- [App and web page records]
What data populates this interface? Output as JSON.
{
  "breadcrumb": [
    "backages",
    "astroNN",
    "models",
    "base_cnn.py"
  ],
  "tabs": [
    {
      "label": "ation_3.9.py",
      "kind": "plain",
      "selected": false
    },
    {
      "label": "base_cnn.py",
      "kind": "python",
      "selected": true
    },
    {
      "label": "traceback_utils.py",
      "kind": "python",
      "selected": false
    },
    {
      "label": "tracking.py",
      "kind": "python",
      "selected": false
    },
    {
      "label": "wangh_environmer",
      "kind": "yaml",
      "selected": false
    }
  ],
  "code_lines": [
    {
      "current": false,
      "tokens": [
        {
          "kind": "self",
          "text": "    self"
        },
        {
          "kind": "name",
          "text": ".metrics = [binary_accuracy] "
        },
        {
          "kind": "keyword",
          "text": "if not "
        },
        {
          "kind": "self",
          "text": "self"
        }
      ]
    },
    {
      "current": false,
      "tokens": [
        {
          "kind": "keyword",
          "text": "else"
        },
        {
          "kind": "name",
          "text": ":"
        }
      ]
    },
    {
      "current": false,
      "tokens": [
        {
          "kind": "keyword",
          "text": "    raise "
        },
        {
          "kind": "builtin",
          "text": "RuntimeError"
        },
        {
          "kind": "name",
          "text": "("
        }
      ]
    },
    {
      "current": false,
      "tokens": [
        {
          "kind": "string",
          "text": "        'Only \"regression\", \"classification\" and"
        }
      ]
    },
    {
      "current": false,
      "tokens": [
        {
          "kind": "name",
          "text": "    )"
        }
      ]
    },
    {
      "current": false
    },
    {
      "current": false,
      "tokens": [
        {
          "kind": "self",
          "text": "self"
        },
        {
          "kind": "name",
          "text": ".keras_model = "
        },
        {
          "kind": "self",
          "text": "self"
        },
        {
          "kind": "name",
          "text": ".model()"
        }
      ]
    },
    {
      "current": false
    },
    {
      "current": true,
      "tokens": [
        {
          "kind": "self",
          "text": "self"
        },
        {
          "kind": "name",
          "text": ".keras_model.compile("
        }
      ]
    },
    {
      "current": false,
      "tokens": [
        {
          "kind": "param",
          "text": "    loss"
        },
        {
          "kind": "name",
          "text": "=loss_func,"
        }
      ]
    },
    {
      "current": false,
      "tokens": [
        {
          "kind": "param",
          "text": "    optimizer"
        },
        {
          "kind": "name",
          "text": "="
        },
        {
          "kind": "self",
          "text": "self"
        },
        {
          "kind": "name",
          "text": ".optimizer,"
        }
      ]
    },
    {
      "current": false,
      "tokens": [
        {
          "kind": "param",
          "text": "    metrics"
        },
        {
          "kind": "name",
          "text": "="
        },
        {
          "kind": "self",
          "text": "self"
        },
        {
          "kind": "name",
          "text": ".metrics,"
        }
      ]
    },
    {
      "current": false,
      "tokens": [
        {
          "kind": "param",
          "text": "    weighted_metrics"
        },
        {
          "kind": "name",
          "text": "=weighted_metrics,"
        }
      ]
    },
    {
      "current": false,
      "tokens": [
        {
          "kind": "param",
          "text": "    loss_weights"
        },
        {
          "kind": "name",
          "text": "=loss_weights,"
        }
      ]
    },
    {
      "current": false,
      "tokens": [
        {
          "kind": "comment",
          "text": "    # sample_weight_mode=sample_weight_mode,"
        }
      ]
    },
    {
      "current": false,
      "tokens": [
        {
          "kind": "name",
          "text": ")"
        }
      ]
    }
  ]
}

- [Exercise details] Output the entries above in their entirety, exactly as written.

- [Solved problem]
What data populates this interface? Output as JSON.
{
  "breadcrumb": [
    "backages",
    "astroNN",
    "models",
    "base_cnn.py"
  ],
  "tabs": [
    {
      "label": "ation_3.9.py",
      "kind": "plain",
      "selected": false
    },
    {
      "label": "base_cnn.py",
      "kind": "python",
      "selected": true
    },
    {
      "label": "traceback_utils.py",
      "kind": "python",
      "selected": false
    },
    {
      "label": "tracking.py",
      "kind": "python",
      "selected": false
    },
    {
      "label": "wangh_environmer",
      "kind": "yaml",
      "selected": false
    }
  ],
  "code_lines": [
    {
      "current": false,
      "tokens": [
        {
          "kind": "self",
          "text": "    self"
        },
        {
          "kind": "name",
          "text": ".metrics = [binary_accuracy] "
        },
        {
          "kind": "keyword",
          "text": "if not "
        },
        {
          "kind": "self",
          "text": "self"
        }
      ]
    },
    {
      "current": false,
      "tokens": [
        {
          "kind": "keyword",
          "text": "else"
        },
        {
          "kind": "name",
          "text": ":"
        }
      ]
    },
    {
      "current": false,
      "tokens": [
        {
          "kind": "keyword",
          "text": "    raise "
        },
        {
          "kind": "builtin",
          "text": "RuntimeError"
        },
        {
          "kind": "name",
          "text": "("
        }
      ]
    },
    {
      "current": false,
      "tokens": [
        {
          "kind": "string",
          "text": "        'Only \"regression\", \"classification\" and"
        }
      ]
    },
    {
      "current": false,
      "tokens": [
        {
          "kind": "name",
          "text": "    )"
        }
      ]
    },
    {
      "current": false
    },
    {
      "current": false,
      "tokens": [
        {
          "kind": "self",
          "text": "self"
        },
        {
          "kind": "name",
          "text": ".keras_model = "
        },
        {
          "kind": "self",
          "text": "self"
        },
        {
          "kind": "name",
          "text": ".model()"
        }
      ]
    },
    {
      "current": false
    },
    {
      "current": true,
      "tokens": [
        {
          "kind": "self",
          "text": "self"
        },
        {
          "kind": "name",
          "text": ".keras_model.compile("
        }
      ]
    },
    {
      "current": false,
      "tokens": [
        {
          "kind": "param",
          "text": "    loss"
        },
        {
          "kind": "name",
          "text": "=loss_func,"
        }
      ]
    },
    {
      "current": false,
      "tokens": [
        {
          "kind": "param",
          "text": "    optimizer"
        },
        {
          "kind": "name",
          "text": "="
        },
        {
          "kind": "self",
          "text": "self"
        },
        {
          "kind": "name",
          "text": ".optimizer,"
        }
      ]
    },
    {
      "current": false,
      "tokens": [
        {
          "kind": "param",
          "text": "    metrics"
        },
        {
          "kind": "name",
          "text": "="
        },
        {
          "kind": "self",
          "text": "self"
        },
        {
          "kind": "name",
          "text": ".metrics,"
        }
      ]
    },
    {
      "current": false,
      "tokens": [
        {
          "kind": "param",
          "text": "    weighted_metrics"
        },
        {
          "kind": "name",
          "text": "=weighted_metrics,"
        }
      ]
    },
    {
      "current": false,
      "tokens": [
        {
          "kind": "param",
          "text": "    loss_weights"
        },
        {
          "kind": "name",
          "text": "=loss_weights,"
        }
      ]
    },
    {
      "current": false,
      "tokens": [
        {
          "kind": "comment",
          "text": "    # sample_weight_mode=sample_weight_mode,"
        }
      ]
    },
    {
      "current": false,
      "tokens": [
        {
          "kind": "name",
          "text": ")"
        }
      ]
    }
  ]
}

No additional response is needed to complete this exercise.